This record was soon smashed yet again on 28 August when Beyonce announced her pregnancy, Twitter responded with more than 8,800 tweets per second.

Despite meeting political pressure in China, Egypt and Cameroon to name a few, Twitter has time and again proved itself as a powerful way for people to connect and - perhaps most importantly - for news to be spread widely and quickly. Almost all news outlets have Twitter accounts to report breaking news, but giving anyone the ability to broadcast to the world has lead to problems.

Twitter Co-founder Biz Stone
Twitter co-founder Biz Stone speaks at the \"World Economy and Future Forum\" in Seoul in 2011. (Reuters)

Just this week, Liam Stacey appeared in court and pleaded guilty to a racially aggravated public order offence, after he made cruel tweets about critically ill footballer Fabrice Muamba.

Despite the negatives, Twitter has become a powerful tool, not just as a social network, and with more than 200 million users - 50 million of whom log-on every day - Twitter has the potential for real commercial value. But how much is it worth?

How much is Twitter worth?

Compared to Facebook - which generates $1bn a year through targeted advertising and 'data mining', Twitter reportedly earned just $45m in 2010, and was predicted to see revenue of $140m for 2011.

A recent round of funding to the tune of $800m, has helped to value Twitter at $8.4bn as of August 2011, some way behind Facebook's proposed market capitalisation of $100bn when it floats later this year.

Like Facebook, Twitter earns money from placing advertisements on users' timelines, but they are subtle, appearing in the same place and form as tweets from fellow users. Alongside that, users must remember that their tweets - if unprotected, as the majority are - appear in Google, Bing and Yahoo search results, who pay Twitter for the real-time stream of information.

As for the future, Twitter will undoubtedly continue to grow. It must be careful not to follow Facebook and its controversial privacy policies, while avoiding too much change for fear of upsetting the users. The company has recently seen deep integration with Apple's iOS and Mac operating systems, along with applications on games consoles and almost all mobile devices.
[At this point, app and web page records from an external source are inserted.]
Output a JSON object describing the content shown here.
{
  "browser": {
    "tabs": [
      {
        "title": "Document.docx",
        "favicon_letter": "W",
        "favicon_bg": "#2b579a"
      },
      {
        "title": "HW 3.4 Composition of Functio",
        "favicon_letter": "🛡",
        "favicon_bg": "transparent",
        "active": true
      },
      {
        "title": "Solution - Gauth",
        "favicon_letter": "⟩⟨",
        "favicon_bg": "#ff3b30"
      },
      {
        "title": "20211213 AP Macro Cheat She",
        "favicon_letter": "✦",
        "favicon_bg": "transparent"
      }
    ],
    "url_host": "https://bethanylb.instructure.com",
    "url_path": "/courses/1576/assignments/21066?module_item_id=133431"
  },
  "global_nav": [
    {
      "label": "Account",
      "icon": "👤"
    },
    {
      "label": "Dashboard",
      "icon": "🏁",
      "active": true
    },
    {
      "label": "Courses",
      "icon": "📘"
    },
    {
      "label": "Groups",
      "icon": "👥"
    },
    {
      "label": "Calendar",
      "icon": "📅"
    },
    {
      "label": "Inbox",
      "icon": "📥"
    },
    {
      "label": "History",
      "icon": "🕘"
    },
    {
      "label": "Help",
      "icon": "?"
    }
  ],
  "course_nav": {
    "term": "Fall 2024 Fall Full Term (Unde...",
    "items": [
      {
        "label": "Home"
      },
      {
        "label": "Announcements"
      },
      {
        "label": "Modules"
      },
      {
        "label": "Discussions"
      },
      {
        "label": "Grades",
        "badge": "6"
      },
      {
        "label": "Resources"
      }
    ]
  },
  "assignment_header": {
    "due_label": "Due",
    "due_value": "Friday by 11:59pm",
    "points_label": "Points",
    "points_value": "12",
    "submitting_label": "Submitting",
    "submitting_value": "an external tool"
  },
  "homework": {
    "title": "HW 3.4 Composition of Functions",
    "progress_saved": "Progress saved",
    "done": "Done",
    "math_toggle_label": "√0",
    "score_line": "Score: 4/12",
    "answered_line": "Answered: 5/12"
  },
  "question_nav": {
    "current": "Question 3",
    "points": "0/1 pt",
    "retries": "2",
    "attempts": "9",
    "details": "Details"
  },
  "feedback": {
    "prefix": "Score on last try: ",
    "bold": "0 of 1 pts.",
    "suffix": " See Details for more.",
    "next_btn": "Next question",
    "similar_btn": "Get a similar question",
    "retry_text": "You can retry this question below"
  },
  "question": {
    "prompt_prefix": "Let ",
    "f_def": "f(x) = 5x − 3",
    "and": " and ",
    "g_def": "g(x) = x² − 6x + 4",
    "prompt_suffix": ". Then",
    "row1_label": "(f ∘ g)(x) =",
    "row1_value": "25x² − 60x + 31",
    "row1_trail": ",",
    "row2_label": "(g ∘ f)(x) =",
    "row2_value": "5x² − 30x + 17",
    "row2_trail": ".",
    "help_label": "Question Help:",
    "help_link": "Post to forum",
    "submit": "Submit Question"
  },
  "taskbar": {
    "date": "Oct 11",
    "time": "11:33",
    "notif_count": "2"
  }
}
Simplicity is key for Twitter to maintain its uniqueness over other social networks - while Facebook continues to add features like TimeLine, Twitter has remained close to its roots in allowing users to follow each other and write 140-character messages. Keeping it simple and familiar will be crucial if the San Francisco company wants to be as successful over the next six years and beyond.